**Data records for software interfaces**
________

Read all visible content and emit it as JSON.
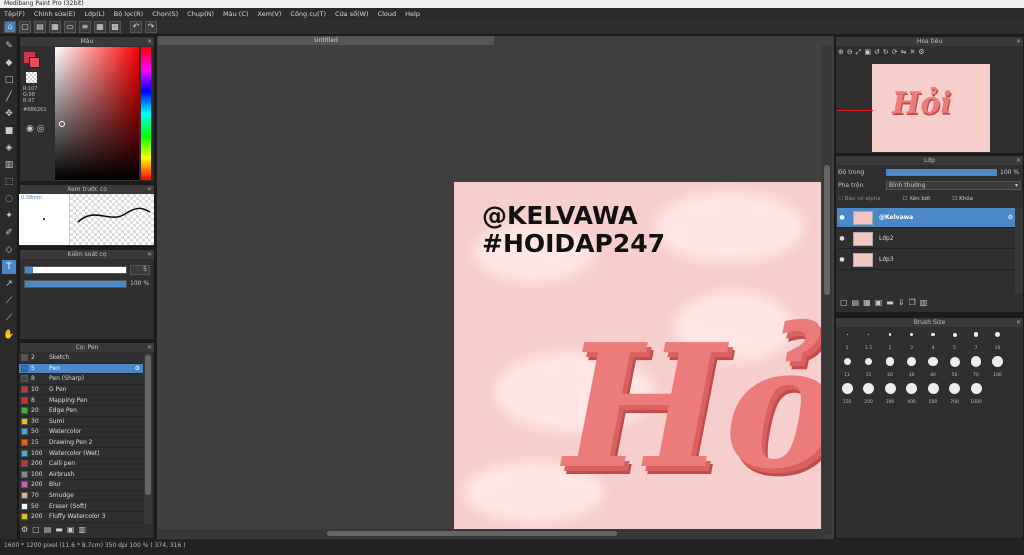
{
  "window": {
    "title": "Medibang Paint Pro (32bit)"
  },
  "menu": [
    "Tệp(F)",
    "Chỉnh sửa(E)",
    "Lớp(L)",
    "Bộ lọc(R)",
    "Chọn(S)",
    "Chụp(N)",
    "Màu (C)",
    "Xem(V)",
    "Công cụ(T)",
    "Cửa sổ(W)",
    "Cloud",
    "Help"
  ],
  "document": {
    "tab": "Untitled"
  },
  "color_panel": {
    "title": "Màu",
    "r": "R:107",
    "g": "G:98",
    "b": "B:97",
    "hex": "#6B6261",
    "primary": "#c8394c",
    "accent": "#e84a5f"
  },
  "brush_preview": {
    "title": "Xem trước cọ",
    "size": "0.38mm"
  },
  "brush_control": {
    "title": "Kiểm soát cọ",
    "size_value": "5",
    "opacity_value": "100 %"
  },
  "brush_panel": {
    "title": "Cọ: Pen",
    "items": [
      {
        "size": "2",
        "name": "Sketch",
        "color": "#555555"
      },
      {
        "size": "5",
        "name": "Pen",
        "color": "#3a6fa8"
      },
      {
        "size": "8",
        "name": "Pen (Sharp)",
        "color": "#444444"
      },
      {
        "size": "10",
        "name": "G Pen",
        "color": "#d03030"
      },
      {
        "size": "8",
        "name": "Mapping Pen",
        "color": "#d03030"
      },
      {
        "size": "20",
        "name": "Edge Pen",
        "color": "#40b040"
      },
      {
        "size": "30",
        "name": "Sumi",
        "color": "#e0c020"
      },
      {
        "size": "50",
        "name": "Watercolor",
        "color": "#40a8e0"
      },
      {
        "size": "15",
        "name": "Drawing Pen 2",
        "color": "#e06020"
      },
      {
        "size": "100",
        "name": "Watercolor (Wet)",
        "color": "#40a8e0"
      },
      {
        "size": "200",
        "name": "Calli pen",
        "color": "#d03030"
      },
      {
        "size": "100",
        "name": "Airbrush",
        "color": "#888888"
      },
      {
        "size": "200",
        "name": "Blur",
        "color": "#c060c0"
      },
      {
        "size": "70",
        "name": "Smudge",
        "color": "#e0b090"
      },
      {
        "size": "50",
        "name": "Eraser (Soft)",
        "color": "#ffffff"
      },
      {
        "size": "200",
        "name": "Fluffy Watercolor 3",
        "color": "#e0c020"
      }
    ]
  },
  "navigator": {
    "title": "Hoa tiêu"
  },
  "layer_panel": {
    "title": "Lớp",
    "opacity_label": "Độ trong",
    "opacity_value": "100 %",
    "blend_label": "Pha trộn",
    "blend_value": "Bình thường",
    "protect_alpha": "Bảo vệ alpha",
    "clipping": "Xén bớt",
    "lock": "Khóa",
    "layers": [
      {
        "name": "@Kelvawa",
        "selected": true
      },
      {
        "name": "Lớp2",
        "selected": false
      },
      {
        "name": "Lớp3",
        "selected": false
      }
    ]
  },
  "brush_size_panel": {
    "title": "Brush Size",
    "sizes": [
      "1",
      "1.5",
      "2",
      "3",
      "4",
      "5",
      "7",
      "10",
      "11",
      "15",
      "20",
      "30",
      "40",
      "50",
      "70",
      "100",
      "150",
      "200",
      "300",
      "400",
      "500",
      "700",
      "1000"
    ]
  },
  "artwork": {
    "line1": "@KELVAWA",
    "line2": "#HOIDAP247",
    "big": "Hỏi"
  },
  "status": {
    "text": "1600 * 1200 pixel   (11.6 * 8.7cm)   350 dpi   100 %   ( 374, 316 )"
  }
}
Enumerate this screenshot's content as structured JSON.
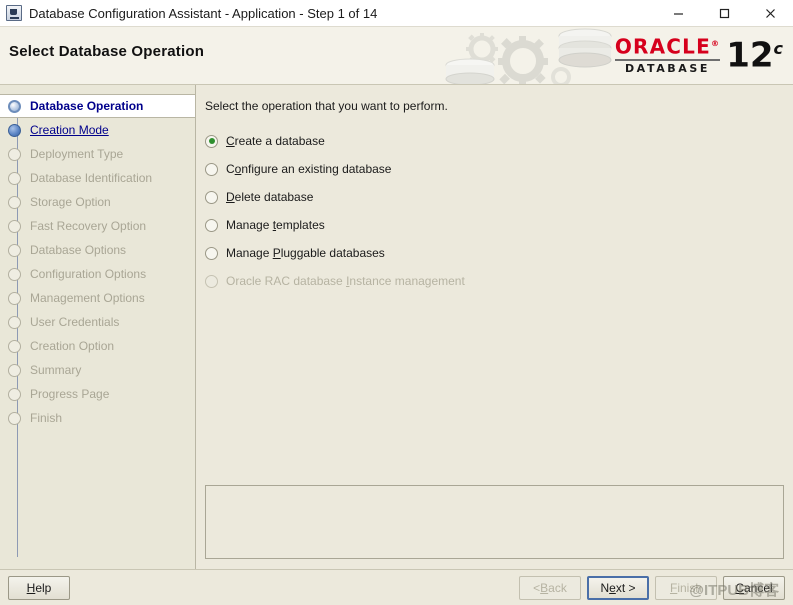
{
  "window": {
    "title": "Database Configuration Assistant - Application - Step 1 of 14",
    "icon": "java-cup-icon",
    "controls": {
      "minimize": "minimize-icon",
      "maximize": "maximize-icon",
      "close": "close-icon"
    }
  },
  "banner": {
    "title": "Select Database Operation",
    "brand_name": "ORACLE",
    "brand_trademark": "®",
    "brand_product": "DATABASE",
    "brand_version": "12",
    "brand_version_suffix": "c",
    "brand_color": "#d6001c"
  },
  "sidebar": {
    "items": [
      {
        "label": "Database Operation",
        "state": "current"
      },
      {
        "label": "Creation Mode",
        "state": "done"
      },
      {
        "label": "Deployment Type",
        "state": "todo"
      },
      {
        "label": "Database Identification",
        "state": "todo"
      },
      {
        "label": "Storage Option",
        "state": "todo"
      },
      {
        "label": "Fast Recovery Option",
        "state": "todo"
      },
      {
        "label": "Database Options",
        "state": "todo"
      },
      {
        "label": "Configuration Options",
        "state": "todo"
      },
      {
        "label": "Management Options",
        "state": "todo"
      },
      {
        "label": "User Credentials",
        "state": "todo"
      },
      {
        "label": "Creation Option",
        "state": "todo"
      },
      {
        "label": "Summary",
        "state": "todo"
      },
      {
        "label": "Progress Page",
        "state": "todo"
      },
      {
        "label": "Finish",
        "state": "todo"
      }
    ]
  },
  "main": {
    "prompt": "Select the operation that you want to perform.",
    "options": [
      {
        "label_pre": "",
        "mnemonic": "C",
        "label_post": "reate a database",
        "selected": true,
        "disabled": false
      },
      {
        "label_pre": "C",
        "mnemonic": "o",
        "label_post": "nfigure an existing database",
        "selected": false,
        "disabled": false
      },
      {
        "label_pre": "",
        "mnemonic": "D",
        "label_post": "elete database",
        "selected": false,
        "disabled": false
      },
      {
        "label_pre": "Manage ",
        "mnemonic": "t",
        "label_post": "emplates",
        "selected": false,
        "disabled": false
      },
      {
        "label_pre": "Manage ",
        "mnemonic": "P",
        "label_post": "luggable databases",
        "selected": false,
        "disabled": false
      },
      {
        "label_pre": "Oracle RAC database ",
        "mnemonic": "I",
        "label_post": "nstance management",
        "selected": false,
        "disabled": true
      }
    ],
    "message_panel_text": ""
  },
  "buttons": {
    "help": {
      "label_pre": "",
      "mnemonic": "H",
      "label_post": "elp",
      "disabled": false,
      "focused": false
    },
    "back": {
      "label_pre": "< ",
      "mnemonic": "B",
      "label_post": "ack",
      "disabled": true,
      "focused": false
    },
    "next": {
      "label_pre": "N",
      "mnemonic": "e",
      "label_post": "xt >",
      "disabled": false,
      "focused": true
    },
    "finish": {
      "label_pre": "",
      "mnemonic": "F",
      "label_post": "inish",
      "disabled": true,
      "focused": false
    },
    "cancel": {
      "label_pre": "",
      "mnemonic": "C",
      "label_post": "ancel",
      "disabled": false,
      "focused": false
    }
  },
  "watermark": {
    "text": "@ITPUB博客"
  }
}
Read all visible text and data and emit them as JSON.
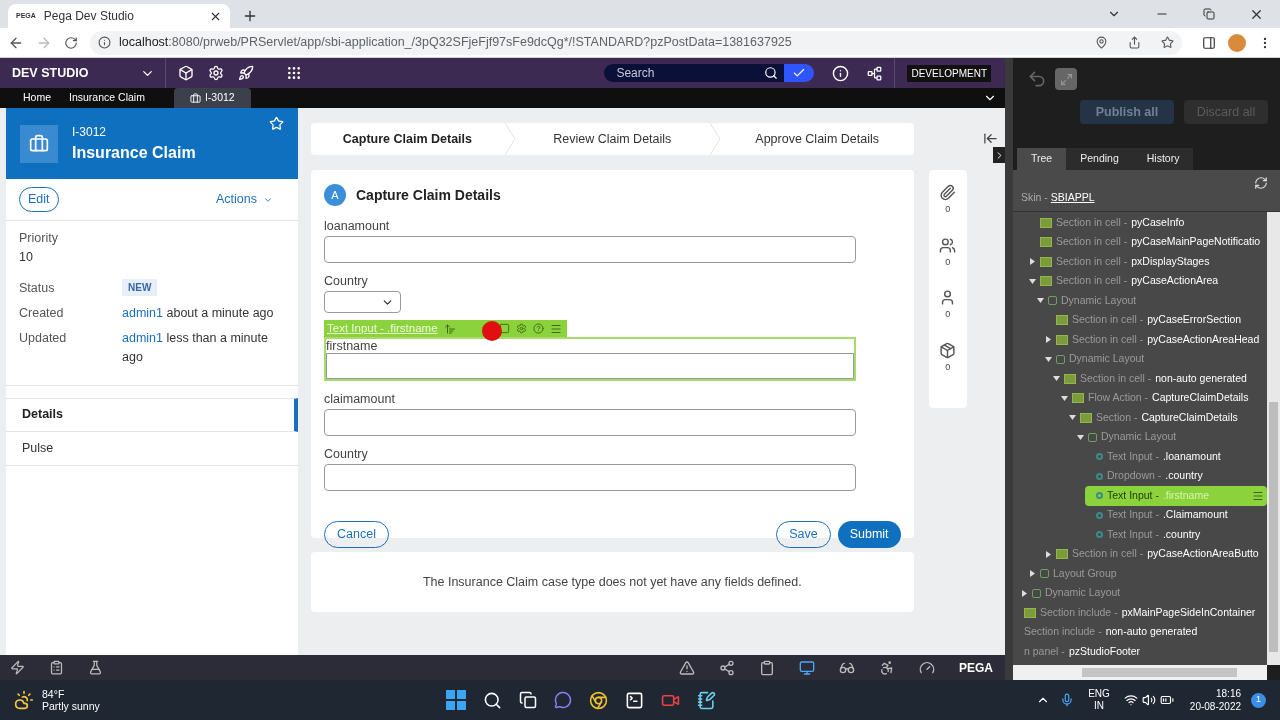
{
  "browser": {
    "favicon_text": "PEGA",
    "tab_title": "Pega Dev Studio",
    "url_host": "localhost",
    "url_rest": ":8080/prweb/PRServlet/app/sbi-application_/3pQ32SFjeFjf97sFe9dcQg*/!STANDARD?pzPostData=1381637925"
  },
  "header": {
    "title": "DEV STUDIO",
    "search": {
      "placeholder": "Search",
      "checked": true
    },
    "environment": "DEVELOPMENT"
  },
  "work_tabs": [
    {
      "label": "Home",
      "selected": false
    },
    {
      "label": "Insurance Claim",
      "selected": false
    },
    {
      "label": "I-3012",
      "selected": true
    }
  ],
  "case": {
    "id": "I-3012",
    "title": "Insurance Claim",
    "edit": "Edit",
    "actions": "Actions",
    "details": [
      {
        "kind": "stacked",
        "label": "Priority",
        "value": "10"
      },
      {
        "kind": "badge",
        "label": "Status",
        "value": "NEW"
      },
      {
        "kind": "user",
        "label": "Created",
        "user": "admin1",
        "time": "about a minute ago"
      },
      {
        "kind": "user",
        "label": "Updated",
        "user": "admin1",
        "time": "less than a minute ago"
      }
    ],
    "nav": [
      {
        "label": "Details",
        "selected": true
      },
      {
        "label": "Pulse",
        "selected": false
      }
    ]
  },
  "stages": [
    {
      "label": "Capture Claim Details",
      "selected": true
    },
    {
      "label": "Review Claim Details",
      "selected": false
    },
    {
      "label": "Approve Claim Details",
      "selected": false
    }
  ],
  "form": {
    "badge": "A",
    "title": "Capture Claim Details",
    "editor_bar": "Text Input - .firstname",
    "fields": [
      {
        "kind": "text",
        "label": "loanamount",
        "highlighted": false
      },
      {
        "kind": "dropdown",
        "label": "Country",
        "highlighted": false
      },
      {
        "kind": "text",
        "label": "firstname",
        "highlighted": true
      },
      {
        "kind": "text",
        "label": "claimamount",
        "highlighted": false
      },
      {
        "kind": "text",
        "label": "Country",
        "highlighted": false
      }
    ],
    "buttons": [
      {
        "label": "Cancel",
        "kind": "secondary"
      },
      {
        "label": "Save",
        "kind": "secondary"
      },
      {
        "label": "Submit",
        "kind": "primary"
      }
    ]
  },
  "message": "The Insurance Claim case type does not yet have any fields defined.",
  "utilities": [
    {
      "kind": "attachments",
      "count": "0"
    },
    {
      "kind": "followers",
      "count": "0"
    },
    {
      "kind": "stakeholders",
      "count": "0"
    },
    {
      "kind": "tags",
      "count": "0"
    }
  ],
  "studio_panel": {
    "publish": "Publish all",
    "discard": "Discard all",
    "tabs": [
      {
        "label": "Tree",
        "selected": true
      },
      {
        "label": "Pending",
        "selected": false
      },
      {
        "label": "History",
        "selected": false
      }
    ],
    "skin_label": "Skin -",
    "skin": "SBIAPPL",
    "tree": [
      {
        "children": [
          {
            "children": [
              {
                "type": "Section in cell -",
                "name": "pyCaseInfo",
                "kind": "section",
                "selected": false
              },
              {
                "type": "Section in cell -",
                "name": "pyCaseMainPageNotificatio",
                "kind": "section",
                "selected": false
              },
              {
                "type": "Section in cell -",
                "name": "pxDisplayStages",
                "kind": "section",
                "expanded": false,
                "selected": false
              },
              {
                "type": "Section in cell -",
                "name": "pyCaseActionArea",
                "kind": "section",
                "expanded": true,
                "selected": false,
                "children": [
                  {
                    "type": "Dynamic Layout",
                    "kind": "layout",
                    "expanded": true,
                    "selected": false,
                    "children": [
                      {
                        "type": "Section in cell -",
                        "name": "pyCaseErrorSection",
                        "kind": "section",
                        "selected": false
                      },
                      {
                        "type": "Section in cell -",
                        "name": "pyCaseActionAreaHead",
                        "kind": "section",
                        "expanded": false,
                        "selected": false
                      },
                      {
                        "type": "Dynamic Layout",
                        "kind": "layout",
                        "expanded": true,
                        "selected": false,
                        "children": [
                          {
                            "type": "Section in cell -",
                            "name": "non-auto generated",
                            "kind": "section",
                            "expanded": true,
                            "selected": false,
                            "children": [
                              {
                                "type": "Flow Action -",
                                "name": "CaptureClaimDetails",
                                "kind": "section",
                                "expanded": true,
                                "selected": false,
                                "children": [
                                  {
                                    "type": "Section -",
                                    "name": "CaptureClaimDetails",
                                    "kind": "section",
                                    "expanded": true,
                                    "selected": false,
                                    "children": [
                                      {
                                        "type": "Dynamic Layout",
                                        "kind": "layout",
                                        "expanded": true,
                                        "selected": false,
                                        "children": [
                                          {
                                            "type": "Text Input -",
                                            "name": ".loanamount",
                                            "kind": "control",
                                            "selected": false
                                          },
                                          {
                                            "type": "Dropdown -",
                                            "name": ".country",
                                            "kind": "control",
                                            "selected": false
                                          },
                                          {
                                            "type": "Text Input -",
                                            "name": ".firstname",
                                            "kind": "control",
                                            "selected": true
                                          },
                                          {
                                            "type": "Text Input -",
                                            "name": ".Claimamount",
                                            "kind": "control",
                                            "selected": false
                                          },
                                          {
                                            "type": "Text Input -",
                                            "name": ".country",
                                            "kind": "control",
                                            "selected": false
                                          }
                                        ]
                                      }
                                    ]
                                  }
                                ]
                              }
                            ]
                          }
                        ]
                      },
                      {
                        "type": "Section in cell -",
                        "name": "pyCaseActionAreaButto",
                        "kind": "section",
                        "expanded": false,
                        "selected": false
                      }
                    ]
                  }
                ]
              },
              {
                "type": "Layout Group",
                "kind": "layout",
                "expanded": false,
                "selected": false
              }
            ]
          },
          {
            "type": "Dynamic Layout",
            "kind": "layout",
            "expanded": false,
            "selected": false
          }
        ]
      },
      {
        "type": "Section include -",
        "name": "pxMainPageSideInContainer",
        "kind": "section",
        "selected": false
      },
      {
        "type": "Section include -",
        "name": "non-auto generated",
        "kind": "plain",
        "selected": false
      },
      {
        "type": "n panel -",
        "name": "pzStudioFooter",
        "kind": "plain",
        "selected": false
      }
    ]
  },
  "footer": {
    "brand": "PEGA"
  },
  "taskbar": {
    "temperature": "84°F",
    "weather": "Partly sunny",
    "language": "ENG",
    "region": "IN",
    "time": "18:16",
    "date": "20-08-2022",
    "notifications": "1"
  }
}
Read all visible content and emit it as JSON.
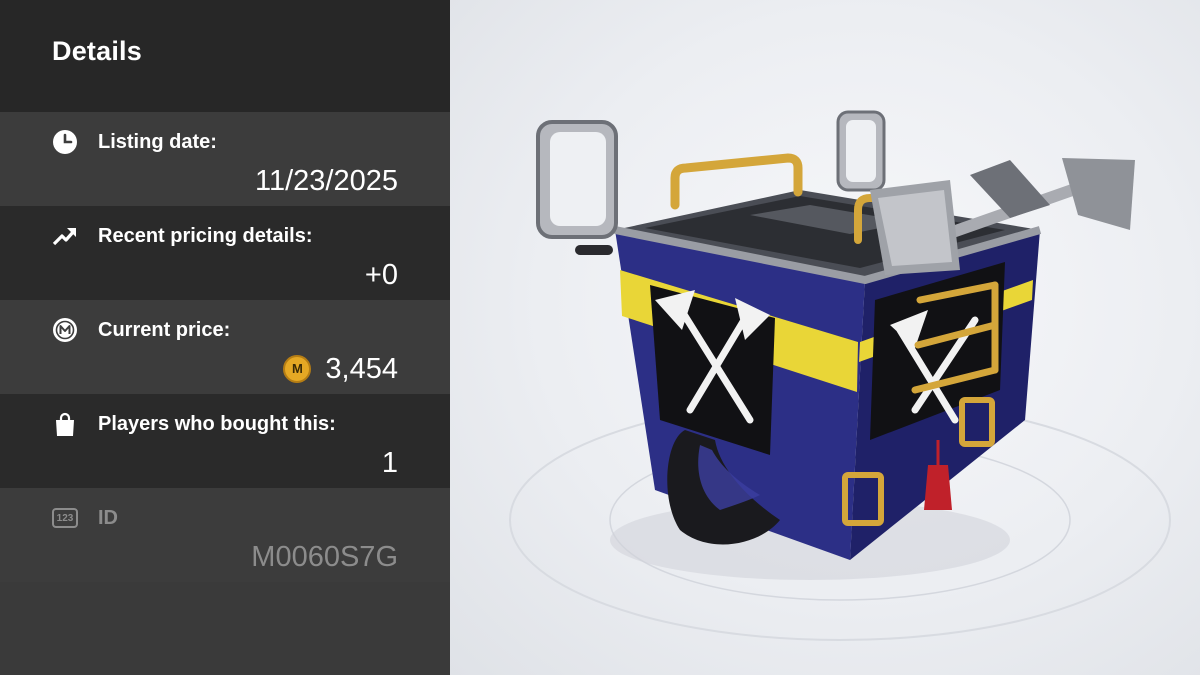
{
  "panel": {
    "title": "Details",
    "listing_date": {
      "label": "Listing date:",
      "value": "11/23/2025",
      "icon": "clock-icon"
    },
    "pricing": {
      "label": "Recent pricing details:",
      "value": "+0",
      "icon": "trend-up-icon"
    },
    "price": {
      "label": "Current price:",
      "coin_letter": "M",
      "value": "3,454",
      "icon": "medal-coin-icon"
    },
    "buyers": {
      "label": "Players who bought this:",
      "value": "1",
      "icon": "shopping-bag-icon"
    },
    "id": {
      "label": "ID",
      "value": "M0060S7G",
      "badge_text": "123",
      "icon": "number-badge-icon"
    }
  },
  "colors": {
    "panel_bg": "#3a3a3a",
    "header_bg": "#272727",
    "coin_gold": "#e5a824",
    "muted_text": "#8c8c8c"
  },
  "viewer": {
    "item": "box-shaped kart body with mirrors and pickaxe emblem",
    "body_color": "#2c2f86",
    "stripe_color": "#e9d637"
  }
}
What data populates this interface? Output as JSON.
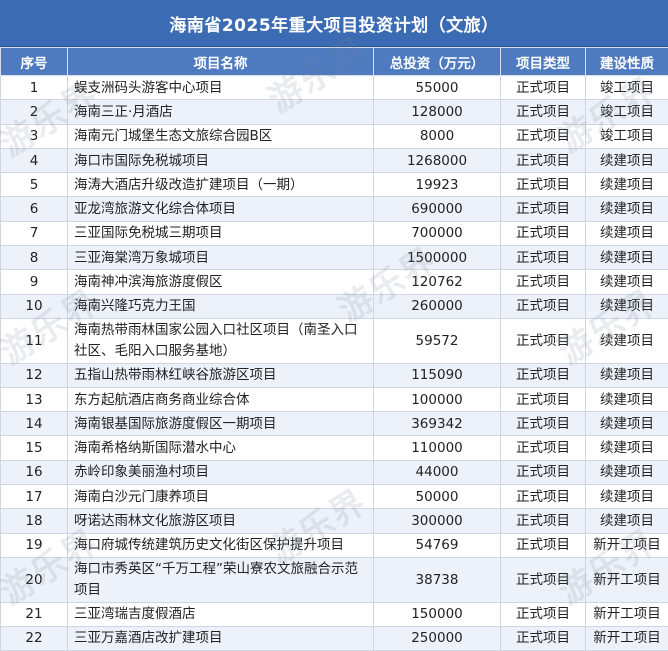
{
  "title": "海南省2025年重大项目投资计划（文旅）",
  "headers": [
    "序号",
    "项目名称",
    "总投资（万元）",
    "项目类型",
    "建设性质"
  ],
  "watermark": "游乐界",
  "rows": [
    {
      "no": "1",
      "name": "蜈支洲码头游客中心项目",
      "investment": "55000",
      "type": "正式项目",
      "nature": "竣工项目"
    },
    {
      "no": "2",
      "name": "海南三正·月酒店",
      "investment": "128000",
      "type": "正式项目",
      "nature": "竣工项目"
    },
    {
      "no": "3",
      "name": "海南元门城堡生态文旅综合园B区",
      "investment": "8000",
      "type": "正式项目",
      "nature": "竣工项目"
    },
    {
      "no": "4",
      "name": "海口市国际免税城项目",
      "investment": "1268000",
      "type": "正式项目",
      "nature": "续建项目"
    },
    {
      "no": "5",
      "name": "海涛大酒店升级改造扩建项目（一期）",
      "investment": "19923",
      "type": "正式项目",
      "nature": "续建项目"
    },
    {
      "no": "6",
      "name": "亚龙湾旅游文化综合体项目",
      "investment": "690000",
      "type": "正式项目",
      "nature": "续建项目"
    },
    {
      "no": "7",
      "name": "三亚国际免税城三期项目",
      "investment": "700000",
      "type": "正式项目",
      "nature": "续建项目"
    },
    {
      "no": "8",
      "name": "三亚海棠湾万象城项目",
      "investment": "1500000",
      "type": "正式项目",
      "nature": "续建项目"
    },
    {
      "no": "9",
      "name": "海南神冲滨海旅游度假区",
      "investment": "120762",
      "type": "正式项目",
      "nature": "续建项目"
    },
    {
      "no": "10",
      "name": "海南兴隆巧克力王国",
      "investment": "260000",
      "type": "正式项目",
      "nature": "续建项目"
    },
    {
      "no": "11",
      "name": "海南热带雨林国家公园入口社区项目（南圣入口社区、毛阳入口服务基地）",
      "investment": "59572",
      "type": "正式项目",
      "nature": "续建项目"
    },
    {
      "no": "12",
      "name": "五指山热带雨林红峡谷旅游区项目",
      "investment": "115090",
      "type": "正式项目",
      "nature": "续建项目"
    },
    {
      "no": "13",
      "name": "东方起航酒店商务商业综合体",
      "investment": "100000",
      "type": "正式项目",
      "nature": "续建项目"
    },
    {
      "no": "14",
      "name": "海南银基国际旅游度假区一期项目",
      "investment": "369342",
      "type": "正式项目",
      "nature": "续建项目"
    },
    {
      "no": "15",
      "name": "海南希格纳斯国际潜水中心",
      "investment": "110000",
      "type": "正式项目",
      "nature": "续建项目"
    },
    {
      "no": "16",
      "name": "赤岭印象美丽渔村项目",
      "investment": "44000",
      "type": "正式项目",
      "nature": "续建项目"
    },
    {
      "no": "17",
      "name": "海南白沙元门康养项目",
      "investment": "50000",
      "type": "正式项目",
      "nature": "续建项目"
    },
    {
      "no": "18",
      "name": "呀诺达雨林文化旅游区项目",
      "investment": "300000",
      "type": "正式项目",
      "nature": "续建项目"
    },
    {
      "no": "19",
      "name": "海口府城传统建筑历史文化街区保护提升项目",
      "investment": "54769",
      "type": "正式项目",
      "nature": "新开工项目"
    },
    {
      "no": "20",
      "name": "海口市秀英区“千万工程”荣山寮农文旅融合示范项目",
      "investment": "38738",
      "type": "正式项目",
      "nature": "新开工项目"
    },
    {
      "no": "21",
      "name": "三亚湾瑞吉度假酒店",
      "investment": "150000",
      "type": "正式项目",
      "nature": "新开工项目"
    },
    {
      "no": "22",
      "name": "三亚万嘉酒店改扩建项目",
      "investment": "250000",
      "type": "正式项目",
      "nature": "新开工项目"
    }
  ]
}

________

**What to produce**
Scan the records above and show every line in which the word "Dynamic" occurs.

**Output of the exercise**
                    "type": "Dynamic Layout",
                        "type": "Dynamic Layout",
                                        "type": "Dynamic Layout",
            "type": "Dynamic Layout",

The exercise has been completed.